Ways to Avoid Hamstring Injuries

By S.F. Heron

Hamstrings form the group of large muscles lining the back of the upper thigh. Football and basketball players aren't the only athletes who can get sidelined by hamstring strains. It can happen to golfers, too. These strong muscles help us bend the knee as well as move the leg backward. One step backward on the course with a weakened hamstring can sideline your golf game. Muscles need to be flexible to respond to the demands of any activity. Prevent hamstring injuries by performing regular stretching, wearing proper footwear, hydrating and allowing for warm-up and cool-down times.

Proper Footwear

You might be attached to your old golf shoes. Whether they provide a stroke of good luck, these favorite shoes might be adding to tenderness along the back of the thigh. Wearing shoes that offer proper supportive while golfing protects the hamstrings as well as the lower back--especially if you're walking 18 holes. Because most sports injuries can be called "overuse" injuries, protect your body with the best cushioning equipment possible, beginning with your feet. Be conscious of wearing the correct shoes when performing other activities as well.


Bright sunshine, a slight breeze and a can of beer might be your idea of the perfect day on the course. However, four hours later, your body is dehydrated from sweating and heat exposure. Hydrate your body well before stepping on the green. Drink plenty of fluids every 24 hours to keep you feeling your best. Drink 60 to 80 oz. of water each day, and supplement times of high activity with a sports drink and additional water consumption.

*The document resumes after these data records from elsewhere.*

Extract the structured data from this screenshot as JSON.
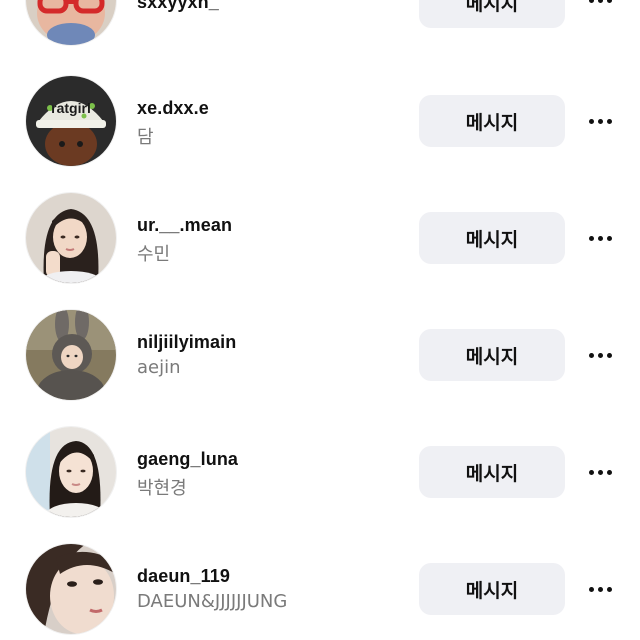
{
  "message_label": "메시지",
  "rows": [
    {
      "username": "sxxyyxn_",
      "subname": ""
    },
    {
      "username": "xe.dxx.e",
      "subname": "담"
    },
    {
      "username": "ur.__.mean",
      "subname": "수민"
    },
    {
      "username": "niljiilyimain",
      "subname": "aejin"
    },
    {
      "username": "gaeng_luna",
      "subname": "박현경"
    },
    {
      "username": "daeun_119",
      "subname": "DAEUN&JJJJJJUNG"
    }
  ],
  "avatars": [
    {
      "icon": "avatar-red-glasses-photo"
    },
    {
      "icon": "avatar-ratgirl-cap-photo",
      "cap_text": "ratgirl"
    },
    {
      "icon": "avatar-woman-photo"
    },
    {
      "icon": "avatar-bunny-costume-photo"
    },
    {
      "icon": "avatar-woman-selfie-photo"
    },
    {
      "icon": "avatar-woman-closeup-photo"
    }
  ],
  "colors": {
    "button_bg": "#eff0f4",
    "subname": "#7a7a7a",
    "text": "#111111"
  }
}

Warm-up and Cool-down

Stretch and jog lightly for 10 minutes before hitting the course. Do jumping jacks, jump rope, run in place and stretch to increase flexibility. Hamstring injuries involve a lack of flexibility in the muscle. Exercise preparedness offers golfers the best way to avoid an overused muscle. Even if you think you don't use your hamstrings, consider your swing mechanics. Hamstring muscle activation occurs during a golf swing when weight transfers from one leg to the other during your follow-through. By warming up and doing a cool-down, you can protect your muscles from injury, increase your flexibility and maybe even improve your game.

Hamstring Stretches

Add hamstring stretches to your warm-up and cool-down routine. Sit on the floor and extend both legs forward. Lean forward with both hands toward the feet. Move slowly as you reach toward the toes and hold the stretch for five seconds. Release and repeat five to 10 times. Stand up, with your feet placed shoulder-width apart, and place one foot on a raised surface such as a chair seat or step. Lean forward slowly, stretching the hands toward the foot. Hold for a 10 count, release and repeat five times for each leg. Don't bounce or jerk during this movement. Try to stretch the hamstrings every day to improve overall muscle flexibility.

Home ×